I was conducting combinatorial chemistry, which was, at that time, regarded as the most advanced method to identify novel hit compounds. This emerging technology demanded analytical chemistry to become diversified and high throughput. Instead of only NMR, new analytical methods, such as GC-MS, LCMS, and IR, were introduced. Most analytical chemists see samples as numbers instead of structures. They needed someone with in-depth molecular knowledge, and I was fascinated to learn about this new world.
Learning new things! When I started in Nijmegen, the Process Research Group wanted to use DSC (differential scanning calorimetry). This technique is used for safety measurements of compounds. I had never heard about this method before, but I found it very interesting, more so because I had to learn fast.
In 2007, we ran 60 analyses a day. It is now 100 per day per machine and we have 8 machines, so it means circa 800 analyses per day. Compounds are usually measured at least 3 times: during the reaction, at the end of the reaction, and after purification. When all tests have been passed, a new compound is born!
We have 3 GC-MS, 2 NMR, 5 prep systems, 3 SFCs, 8 LCs, 8 LC-MS systems and 1 Orbitrap. Our capacity has grown rapidly in the last 10 years.
The complexity has grown exponentially. As the scope of our projects evolves, the questions the analytical department receives are more challenging and broader than they used to be. We used to only work with small molecules. Nowadays, we make many larger molecules like macrocycles, but also molecules you can hardly detect by LCMS: very fatty ones, polar ones, and also fragment-like tiny ones. The complexity of the structures is much more diverse now than it was in the past.
Yes! Synthetic chemists come to us with a lot of questions. At my previous job, it was accepted to come back with an answer in a week. Here, they expect us to find an answer in one hour. You have to think fast in order for the chemist to be able to continue with their work. Therefore, we read the literature, talk with chemists, and read their reports as well, so that we know in advance what is coming. We also look into suppliers’ markets, thinking ahead about whether or not it can be useful for Symeres. When we buy a column, we need to quickly learn about its scope. We quickly run some experiments and put it to use to find answers to the questions we get.
The scope of the projects in combination with the equipment we need. Our projects are more diverse now. Different compounds have different needs. Nothing is standard anymore. Therefore, you need a broad range of equipment to be able to accommodate all the questions, meaning the analytical department needs to expand. SFC is such an expansion. For high-throughput measurements, SFC is much faster and more comprehensive than LC-MS. It’s between GC and LC and has the advantages of both the GC and LC methods. This way, it speeds up the analyses and prep work, and it gives us the opportunity to use new methods for compounds we could not measure before. It gives us so much extra information. We cannot live without it anymore!

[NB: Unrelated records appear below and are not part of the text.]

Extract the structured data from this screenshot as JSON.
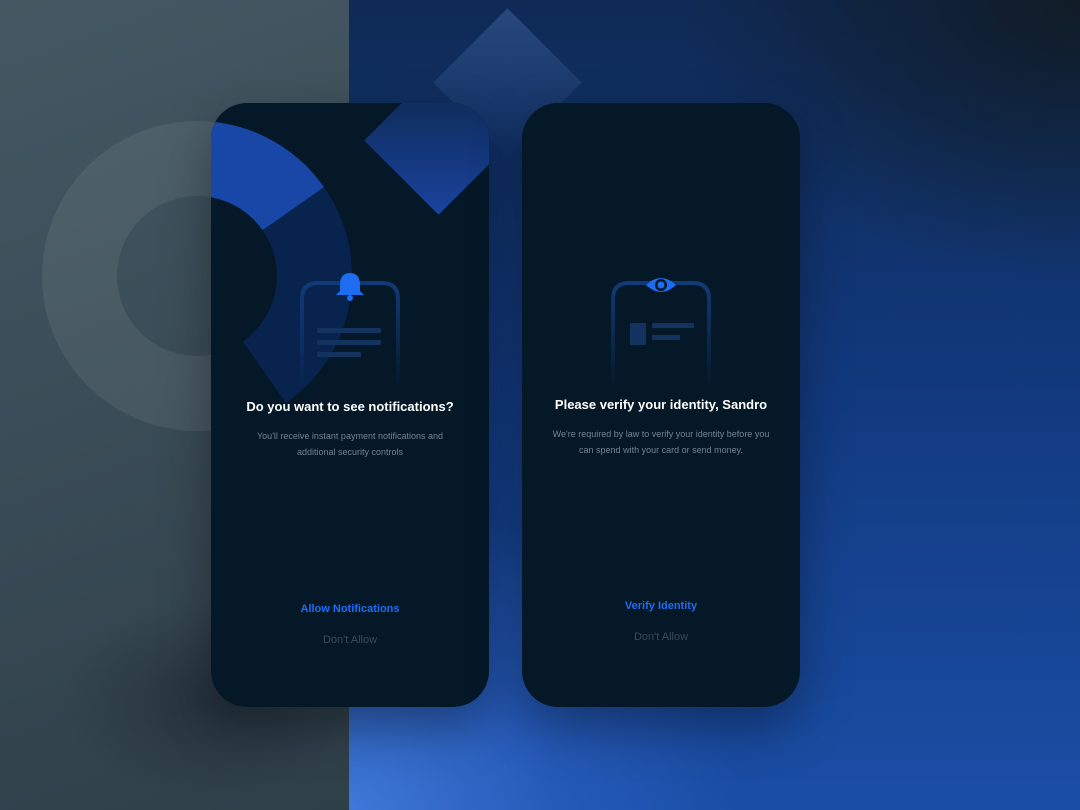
{
  "screens": [
    {
      "title": "Do you want to see notifications?",
      "description": "You'll receive instant payment notifications and additional security controls",
      "primary_action": "Allow Notifications",
      "secondary_action": "Don't Allow",
      "icon": "bell-icon"
    },
    {
      "title": "Please verify your identity, Sandro",
      "description": "We're required by law to verify your identity before you can spend with your card or send money.",
      "primary_action": "Verify Identity",
      "secondary_action": "Don't Allow",
      "icon": "eye-icon"
    }
  ],
  "colors": {
    "accent": "#1e6cf0",
    "card_background": "#041828",
    "muted_text": "#6f8596",
    "disabled_text": "#3a4c5a"
  }
}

Everyone is very driven. Driven about the compounds; driven to making the best analysis and obtaining the compounds in the highest purity. When something goes wrong, we help them out and they can always come to us for support. And if I see something goes wrong, I will talk to that person. Also, every new colleague undergoes training when they analyze their first sample. We will show them how the equipment works and so on.
We visited our Groningen colleagues and talked about the differences, similarities, but also problems we encountered on both sites. We reach out to each other when we have an issue and help each other. This is very valuable to us both. We are using Microsoft Teams more and more, and this is a very useful. I am not specialized in validation work, but my colleagues who are have a similar experience working with Weert.